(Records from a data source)
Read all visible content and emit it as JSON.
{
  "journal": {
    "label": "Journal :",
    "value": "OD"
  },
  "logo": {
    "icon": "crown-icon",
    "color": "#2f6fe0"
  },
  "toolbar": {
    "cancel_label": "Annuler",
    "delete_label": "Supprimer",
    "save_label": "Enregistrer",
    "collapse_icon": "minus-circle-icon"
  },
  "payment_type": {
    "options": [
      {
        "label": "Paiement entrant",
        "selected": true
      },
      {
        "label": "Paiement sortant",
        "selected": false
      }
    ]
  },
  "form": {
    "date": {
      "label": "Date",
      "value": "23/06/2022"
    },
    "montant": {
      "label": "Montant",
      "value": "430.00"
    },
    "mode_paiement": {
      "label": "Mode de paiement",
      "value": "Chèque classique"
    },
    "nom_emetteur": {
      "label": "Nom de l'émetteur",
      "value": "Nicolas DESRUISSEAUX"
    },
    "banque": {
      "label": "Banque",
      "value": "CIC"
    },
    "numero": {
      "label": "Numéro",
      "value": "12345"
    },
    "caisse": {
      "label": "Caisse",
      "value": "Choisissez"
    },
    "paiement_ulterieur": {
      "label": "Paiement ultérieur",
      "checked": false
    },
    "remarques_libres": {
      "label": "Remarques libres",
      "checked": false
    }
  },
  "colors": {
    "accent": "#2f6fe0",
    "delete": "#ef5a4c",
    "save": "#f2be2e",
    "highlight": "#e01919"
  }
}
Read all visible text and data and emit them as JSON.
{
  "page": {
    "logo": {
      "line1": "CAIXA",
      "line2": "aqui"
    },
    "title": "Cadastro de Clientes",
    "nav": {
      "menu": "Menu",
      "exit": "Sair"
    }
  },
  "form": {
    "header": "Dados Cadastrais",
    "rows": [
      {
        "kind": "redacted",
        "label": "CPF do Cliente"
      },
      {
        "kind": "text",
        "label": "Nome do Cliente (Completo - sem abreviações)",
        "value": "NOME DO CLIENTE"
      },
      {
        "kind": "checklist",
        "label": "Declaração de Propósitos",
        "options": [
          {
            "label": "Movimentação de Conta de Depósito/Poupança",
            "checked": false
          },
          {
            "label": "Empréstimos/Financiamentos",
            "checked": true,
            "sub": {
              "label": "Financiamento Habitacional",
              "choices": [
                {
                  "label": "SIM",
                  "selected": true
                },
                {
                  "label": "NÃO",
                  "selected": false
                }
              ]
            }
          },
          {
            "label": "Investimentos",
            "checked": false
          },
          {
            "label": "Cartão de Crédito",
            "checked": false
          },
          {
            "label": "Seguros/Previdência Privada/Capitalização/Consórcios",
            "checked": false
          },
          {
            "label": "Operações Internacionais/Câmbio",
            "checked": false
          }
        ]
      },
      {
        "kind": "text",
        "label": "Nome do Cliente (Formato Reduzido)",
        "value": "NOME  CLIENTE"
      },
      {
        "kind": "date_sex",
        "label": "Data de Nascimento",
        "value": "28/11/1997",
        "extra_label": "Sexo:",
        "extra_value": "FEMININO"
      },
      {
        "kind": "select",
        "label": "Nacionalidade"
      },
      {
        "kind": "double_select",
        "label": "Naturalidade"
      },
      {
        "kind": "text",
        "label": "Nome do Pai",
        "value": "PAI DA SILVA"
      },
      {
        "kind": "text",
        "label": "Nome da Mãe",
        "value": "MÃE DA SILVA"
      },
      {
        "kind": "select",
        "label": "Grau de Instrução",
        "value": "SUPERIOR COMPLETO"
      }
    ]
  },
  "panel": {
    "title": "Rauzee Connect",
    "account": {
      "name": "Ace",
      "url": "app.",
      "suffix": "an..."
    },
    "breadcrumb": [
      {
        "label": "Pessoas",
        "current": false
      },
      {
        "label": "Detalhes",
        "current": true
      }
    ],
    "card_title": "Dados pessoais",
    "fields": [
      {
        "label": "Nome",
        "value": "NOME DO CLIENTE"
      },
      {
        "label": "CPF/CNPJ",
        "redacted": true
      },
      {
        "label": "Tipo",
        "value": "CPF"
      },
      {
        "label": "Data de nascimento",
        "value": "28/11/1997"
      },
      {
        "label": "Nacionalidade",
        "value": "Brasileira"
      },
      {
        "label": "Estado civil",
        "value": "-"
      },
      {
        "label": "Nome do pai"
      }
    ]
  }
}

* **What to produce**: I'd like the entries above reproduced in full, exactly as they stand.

* **Exercise response**:
Read all visible content and emit it as JSON.
{
  "journal": {
    "label": "Journal :",
    "value": "OD"
  },
  "logo": {
    "icon": "crown-icon",
    "color": "#2f6fe0"
  },
  "toolbar": {
    "cancel_label": "Annuler",
    "delete_label": "Supprimer",
    "save_label": "Enregistrer",
    "collapse_icon": "minus-circle-icon"
  },
  "payment_type": {
    "options": [
      {
        "label": "Paiement entrant",
        "selected": true
      },
      {
        "label": "Paiement sortant",
        "selected": false
      }
    ]
  },
  "form": {
    "date": {
      "label": "Date",
      "value": "23/06/2022"
    },
    "montant": {
      "label": "Montant",
      "value": "430.00"
    },
    "mode_paiement": {
      "label": "Mode de paiement",
      "value": "Chèque classique"
    },
    "nom_emetteur": {
      "label": "Nom de l'émetteur",
      "value": "Nicolas DESRUISSEAUX"
    },
    "banque": {
      "label": "Banque",
      "value": "CIC"
    },
    "numero": {
      "label": "Numéro",
      "value": "12345"
    },
    "caisse": {
      "label": "Caisse",
      "value": "Choisissez"
    },
    "paiement_ulterieur": {
      "label": "Paiement ultérieur",
      "checked": false
    },
    "remarques_libres": {
      "label": "Remarques libres",
      "checked": false
    }
  },
  "colors": {
    "accent": "#2f6fe0",
    "delete": "#ef5a4c",
    "save": "#f2be2e",
    "highlight": "#e01919"
  }
}
Read all visible text and data and emit them as JSON.
{
  "page": {
    "logo": {
      "line1": "CAIXA",
      "line2": "aqui"
    },
    "title": "Cadastro de Clientes",
    "nav": {
      "menu": "Menu",
      "exit": "Sair"
    }
  },
  "form": {
    "header": "Dados Cadastrais",
    "rows": [
      {
        "kind": "redacted",
        "label": "CPF do Cliente"
      },
      {
        "kind": "text",
        "label": "Nome do Cliente (Completo - sem abreviações)",
        "value": "NOME DO CLIENTE"
      },
      {
        "kind": "checklist",
        "label": "Declaração de Propósitos",
        "options": [
          {
            "label": "Movimentação de Conta de Depósito/Poupança",
            "checked": false
          },
          {
            "label": "Empréstimos/Financiamentos",
            "checked": true,
            "sub": {
              "label": "Financiamento Habitacional",
              "choices": [
                {
                  "label": "SIM",
                  "selected": true
                },
                {
                  "label": "NÃO",
                  "selected": false
                }
              ]
            }
          },
          {
            "label": "Investimentos",
            "checked": false
          },
          {
            "label": "Cartão de Crédito",
            "checked": false
          },
          {
            "label": "Seguros/Previdência Privada/Capitalização/Consórcios",
            "checked": false
          },
          {
            "label": "Operações Internacionais/Câmbio",
            "checked": false
          }
        ]
      },
      {
        "kind": "text",
        "label": "Nome do Cliente (Formato Reduzido)",
        "value": "NOME  CLIENTE"
      },
      {
        "kind": "date_sex",
        "label": "Data de Nascimento",
        "value": "28/11/1997",
        "extra_label": "Sexo:",
        "extra_value": "FEMININO"
      },
      {
        "kind": "select",
        "label": "Nacionalidade"
      },
      {
        "kind": "double_select",
        "label": "Naturalidade"
      },
      {
        "kind": "text",
        "label": "Nome do Pai",
        "value": "PAI DA SILVA"
      },
      {
        "kind": "text",
        "label": "Nome da Mãe",
        "value": "MÃE DA SILVA"
      },
      {
        "kind": "select",
        "label": "Grau de Instrução",
        "value": "SUPERIOR COMPLETO"
      }
    ]
  },
  "panel": {
    "title": "Rauzee Connect",
    "account": {
      "name": "Ace",
      "url": "app.",
      "suffix": "an..."
    },
    "breadcrumb": [
      {
        "label": "Pessoas",
        "current": false
      },
      {
        "label": "Detalhes",
        "current": true
      }
    ],
    "card_title": "Dados pessoais",
    "fields": [
      {
        "label": "Nome",
        "value": "NOME DO CLIENTE"
      },
      {
        "label": "CPF/CNPJ",
        "redacted": true
      },
      {
        "label": "Tipo",
        "value": "CPF"
      },
      {
        "label": "Data de nascimento",
        "value": "28/11/1997"
      },
      {
        "label": "Nacionalidade",
        "value": "Brasileira"
      },
      {
        "label": "Estado civil",
        "value": "-"
      },
      {
        "label": "Nome do pai"
      }
    ]
  }
}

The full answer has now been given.